Several Canadian provinces have already implemented carbon pollution pricing, via a tax (British Columbia) or permit systems via cap-and-trade (Quebec, Ontario, most of the Maritime provinces). The fuel levies published this week by the Trudeau government will now undergo a consultation process expected to last at least several months.
Yesterday’s Finance Dept release includes these three “quick facts”:
- Carbon pollution pricing is the most effective and efficient way to reduce the greenhouse gas emissions associated with climate change.
- Carbon pollution pricing delivers economic benefits because it encourages Canadians and businesses to innovate, and to invest in clean technologies and long-term growth opportunities that will position Canada for success in a cleaner and greener global economy.
- Once in place, carbon pollution pricing could cut Canada’s greenhouse gas emissions by 50 to 60 million tonnes [metric tons] in 2022.
Total Canadian CO2 emissions from burning fossil fuels were estimated at 549 million tonnes in 2015, according to an international listing compiled by the Union of Concerned Scientists.
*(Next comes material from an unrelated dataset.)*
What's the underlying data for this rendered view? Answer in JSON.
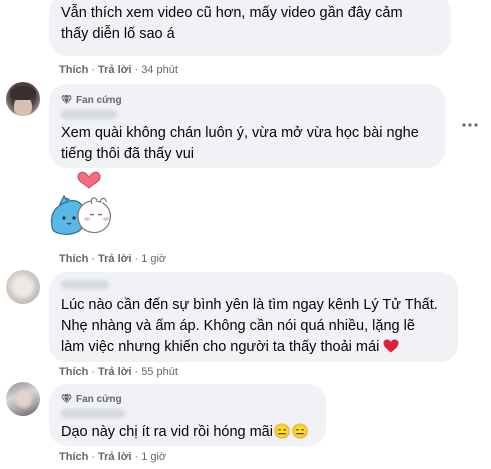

Assuming the targeted reductions in the last bullet point above are all CO2, the 50-60 million tonne reduction would amount to 10 percent of those emissions. (U.S. 2015 emissions were estimated at 4,998 million tonnes in the UCS listing, though our figure for that year was 2 percent greater.)
By 2022, annual carbon revenues under the plan could be as much as $27 billion (Canadian) or $21 billion (U.S.), although exemptions for trade-exposed energy-intensive sectors and for aviation fuel used in indigenous communities might reduce those figures.
The plan is a daring gambit for PM Trudeau, as David Roberts of Vox explained in a post today, Canadian Prime Minister Justin Trudeau is betting his reelection on a carbon tax.
The Canadian government’s embrace of household dividends could also provide a shot in the arm for dividends advocates in the U.S., whose credibility has faltered as Congressional Republicans have disdained the supposedly GOP-friendly dividends approach. This morning, Thomas Friedman, a leading champion of bipartisan climate action among U.S. pundits, called on readers of his New York Times column to “vote for a Democrat, canvass for a Democrat, raise money for a Democrat, drive someone else to a voting station to vote for a Democrat” in the midterm elections.
Echoing Friedman’s call, a constituent of Rep. Carlos Curbelo, the Republican Congressmember who broke ranks with his party in July by introducing a carbon-fee-and-dividend bill, told a Times reporter that Curbelo’s climate concern wasn’t enough to win his vote on Nov. 6: “He is unable to overcome the extreme wing of his party. We need to change the team.”
For more information on Canada’s carbon-pricing plan:
- Document from which we drew our screenshot, “How we’re putting a price on carbon pollution.”
- Press release from office of Prime Minister Trudeau (with links to details).
- Carbon price fuel-charge rates.
- Materials on carbon pricing from Canada’s Ecofiscal Commission.